IMMUNOPATHOGENESIS OF ALLERGIC ASPERGILLOSIS

Summary

Principal Investigator: RAYMOND SLAVIN
Abstract: Allergic bronchopulmonary aspergillosis (ABPA) is a hypersensitivity lung disease resulting from a damaging immune response directed to the ubiquitous fungus, Aspergillus fumigatus (Af). Our work has led us to hypothesize that particular HLA alleles fashion T cell repertories that ultimately either result in ABPA or protective immunity. The long term objectives of this application are to characterize AF-specific T cell responses in ABPA and non-ABPA patients in order to gain an understanding of the immune mechanisms underlying this disease, to determine the immune parameters that can be useful in diagnosis, and to identify those parameters that will be useful in future immunotherapy. The first specific aim is to determine if ABPA is associated with a combination of particular HLA-DR2, HLA-DR5 and HLA-DQ2 genotypes. We will genotype both ABPA and non-ABPA asthmatic and CF patients to establish which HLA-DR genotypes are associated with susceptibility to ABPA and which genotypes of DQ2 are associated with resistance. The second specific aim is to determine qualitative and quantitative differences of Asp f1-specific CD4+ T cells in ABPA versus non-ABPa CF and asthmatic patients. Peripheral blood and bronchoalveolar lavage T cells, from both ABPA and non-ABPA groups, will be analyzed for cytokine profiles, HLA-restriction, epitope specificity and ability of T cell clones to respond to closely related HLA-DR alleles. The third specific aim is to test our hypothesis in transgenic mice that T cells fashioned under the influence of particular HLA alleles either contribute to host susceptibility or resistance to ABPA. We will breed transgenic mice to express "at risk" HLA-DRB1*1501 alleles in the presence or absence of HLA-DQ2 and determine with appropriate sensitization and challenge whether these mice develop the acute lung responses that is requisite for ABPA.

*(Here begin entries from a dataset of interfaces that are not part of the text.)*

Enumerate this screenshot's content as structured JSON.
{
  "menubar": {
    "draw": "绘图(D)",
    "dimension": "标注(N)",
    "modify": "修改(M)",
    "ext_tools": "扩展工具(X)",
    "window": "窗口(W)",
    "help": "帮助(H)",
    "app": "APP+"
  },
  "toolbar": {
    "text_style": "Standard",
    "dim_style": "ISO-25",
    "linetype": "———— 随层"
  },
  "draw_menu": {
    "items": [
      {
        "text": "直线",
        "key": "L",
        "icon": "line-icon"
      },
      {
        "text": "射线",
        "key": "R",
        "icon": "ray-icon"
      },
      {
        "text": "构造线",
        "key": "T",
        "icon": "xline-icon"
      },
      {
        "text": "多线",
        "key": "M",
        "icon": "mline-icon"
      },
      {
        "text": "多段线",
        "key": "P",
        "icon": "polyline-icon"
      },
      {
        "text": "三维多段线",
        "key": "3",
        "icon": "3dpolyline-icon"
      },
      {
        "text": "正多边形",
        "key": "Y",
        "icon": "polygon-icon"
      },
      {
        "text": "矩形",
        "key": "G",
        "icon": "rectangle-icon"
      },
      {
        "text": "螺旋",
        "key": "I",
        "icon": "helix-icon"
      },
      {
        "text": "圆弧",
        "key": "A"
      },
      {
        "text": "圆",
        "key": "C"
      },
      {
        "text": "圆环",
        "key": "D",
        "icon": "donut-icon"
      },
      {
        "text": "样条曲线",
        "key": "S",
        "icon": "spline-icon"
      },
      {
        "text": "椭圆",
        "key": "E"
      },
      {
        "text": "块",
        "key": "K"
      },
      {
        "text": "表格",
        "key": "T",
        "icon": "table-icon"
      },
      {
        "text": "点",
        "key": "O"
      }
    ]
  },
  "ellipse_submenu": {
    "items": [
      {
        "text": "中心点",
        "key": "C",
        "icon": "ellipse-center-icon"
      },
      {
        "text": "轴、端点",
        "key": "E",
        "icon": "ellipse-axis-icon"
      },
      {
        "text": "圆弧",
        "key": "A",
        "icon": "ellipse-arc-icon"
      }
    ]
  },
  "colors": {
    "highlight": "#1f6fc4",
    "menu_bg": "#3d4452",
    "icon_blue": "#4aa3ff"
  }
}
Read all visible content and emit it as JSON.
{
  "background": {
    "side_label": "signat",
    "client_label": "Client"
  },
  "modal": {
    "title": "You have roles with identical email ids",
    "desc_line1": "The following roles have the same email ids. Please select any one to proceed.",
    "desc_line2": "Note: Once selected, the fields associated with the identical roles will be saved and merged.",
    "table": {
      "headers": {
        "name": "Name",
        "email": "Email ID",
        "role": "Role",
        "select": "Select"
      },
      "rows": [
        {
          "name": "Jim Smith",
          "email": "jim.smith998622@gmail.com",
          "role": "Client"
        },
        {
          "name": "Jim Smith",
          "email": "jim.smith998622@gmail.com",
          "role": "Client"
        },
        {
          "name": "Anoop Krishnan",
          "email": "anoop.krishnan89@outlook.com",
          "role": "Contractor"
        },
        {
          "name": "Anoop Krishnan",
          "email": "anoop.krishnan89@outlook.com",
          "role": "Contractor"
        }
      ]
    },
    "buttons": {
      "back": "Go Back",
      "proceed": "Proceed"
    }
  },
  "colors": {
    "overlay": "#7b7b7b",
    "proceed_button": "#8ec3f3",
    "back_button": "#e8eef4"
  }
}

Funding Period: 1999-03-01 - 2005-04-30
more information: NIH RePORT